Kennick Reservoir Trout - great condition

Kennick Reservoir is without a doubt one of the best trout fisheries in Devon. I will make a post about the fishery in more detail at a later date but all you really need to know is that it offers fin perfect rainbow trout in a spectacularly beautiful setting for an extremely reasonable price.

I have fished Kennick around 15 times this year and have had on average 2-3 fish each visit. For some reason I found that the more unusual fly patterns (traditionalists stop reading) have been extremely reliable and effective in all conditions. On one visit I managed to catch 6 and lose another 6 in 1 hour and 20 minutes using a sunburst goldhead blob. So for my own amusement I decided to purchase a large selection of the most awful looking flies I could find and see what I could catch.

Armed with this spectacular selection and a 6wt Greys GRXi rod and reel I set off to see what I could catch.
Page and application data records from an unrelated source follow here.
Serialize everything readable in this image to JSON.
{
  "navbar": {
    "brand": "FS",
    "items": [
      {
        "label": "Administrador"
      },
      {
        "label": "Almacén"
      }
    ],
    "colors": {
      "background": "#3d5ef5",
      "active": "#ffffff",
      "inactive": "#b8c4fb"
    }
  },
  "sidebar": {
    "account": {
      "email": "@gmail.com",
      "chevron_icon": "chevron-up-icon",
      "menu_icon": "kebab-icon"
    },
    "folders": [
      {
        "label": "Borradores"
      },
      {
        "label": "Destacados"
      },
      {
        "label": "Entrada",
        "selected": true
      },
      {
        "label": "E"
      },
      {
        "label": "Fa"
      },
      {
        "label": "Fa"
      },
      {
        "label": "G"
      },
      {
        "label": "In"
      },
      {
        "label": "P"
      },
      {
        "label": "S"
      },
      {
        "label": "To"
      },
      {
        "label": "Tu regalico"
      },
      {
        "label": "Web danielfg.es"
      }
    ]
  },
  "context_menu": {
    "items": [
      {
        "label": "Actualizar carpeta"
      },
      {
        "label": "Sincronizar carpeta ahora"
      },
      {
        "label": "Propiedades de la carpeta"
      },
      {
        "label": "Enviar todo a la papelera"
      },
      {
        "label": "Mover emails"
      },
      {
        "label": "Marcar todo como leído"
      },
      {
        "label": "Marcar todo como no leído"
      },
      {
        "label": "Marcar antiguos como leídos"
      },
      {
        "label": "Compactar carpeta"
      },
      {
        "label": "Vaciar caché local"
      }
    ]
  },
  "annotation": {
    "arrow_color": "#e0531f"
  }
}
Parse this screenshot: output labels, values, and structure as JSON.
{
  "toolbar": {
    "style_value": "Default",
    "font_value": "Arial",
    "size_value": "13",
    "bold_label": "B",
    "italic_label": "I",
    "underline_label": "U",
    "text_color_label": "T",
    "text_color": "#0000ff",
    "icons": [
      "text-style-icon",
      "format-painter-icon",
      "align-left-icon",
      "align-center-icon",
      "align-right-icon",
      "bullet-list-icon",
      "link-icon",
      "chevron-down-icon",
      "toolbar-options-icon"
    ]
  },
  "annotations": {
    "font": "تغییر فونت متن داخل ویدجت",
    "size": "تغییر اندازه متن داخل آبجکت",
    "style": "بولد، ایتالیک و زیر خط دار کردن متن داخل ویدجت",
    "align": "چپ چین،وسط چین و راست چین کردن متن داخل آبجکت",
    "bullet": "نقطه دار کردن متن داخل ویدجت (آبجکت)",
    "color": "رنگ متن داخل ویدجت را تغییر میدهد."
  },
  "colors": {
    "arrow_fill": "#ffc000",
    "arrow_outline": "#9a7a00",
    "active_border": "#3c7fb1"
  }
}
Hideous Fly Selection

pic 1. Hideous Fly Selection

I started off by ripping a sunburst goldhead blob back across the shallows on a sinking line, after 4 casts I hooked into something solid. I knew it was larger than average because of the way it remained deep and kept making powerful lunges stripping off line faster than I could put it back on. After 10 minutes the fish was mine, it was a beautiful conditioned  6lb rainbow.

6lb Rainbow Trout caught on a sunburst goldhead blob

pic 2. 6lb Rainbow Trout caught on a sunburst goldhead blob

Over the next hour I tried the black blob, orange blob, blood worm with marabou tail, and the different coloured gold woolly bugger style patterns. They were not very productive at all with the exception of the yellow goldhead wooly bugger which recieved a few plucks.

The last fly to try was the odd looking Red Apps Beaded Bloodworm pattern. I fished this on a floating line with a 9ft leader, casting it out and letting it slowly sink then occasionally using a very long pull of the line to raise the fly up a few feet and then let it fall back down again. On my first cast I hooked into a fish on the drop, and from that point on I couldn’t stop catching. In total I managed to land another 5 fish and lose 4.

2lb Rainbow caught on a Red Apps Beaded Bloodworm

pic 3. 2lb Rainbow caught on a Red Apps Beaded Bloodworm

So in conclusion what does this all mean and what have I unscientifically proven? On the day the sunburst blob produced the largest fish and the Red Apps Beaded Bloodworm pattern landed the greatest number of fish. What was also interesting is that the yellow goldhead woolly bugger recieved a few plucks and based on what colours I have used before at Kennick I am convinced yellow has the edge on other colours (in terms of consistency).

Sunburst Goldhead Blob and Red Apps Beaded Bloodworm

pic 4. Sunburst Goldhead Blob and Red Apps Beaded Bloodworm

I revisited Kennick on another ocassion where I was failing to catch anything although the conditions appeared to be pretty much perfect. I reached for the Sunburst Goldhead Blob and the Red Apps Beaded Bloodworm patterns both of which caught on first casts. Give these two patterns a try if you are struggling at Kennick and let me know how you get on.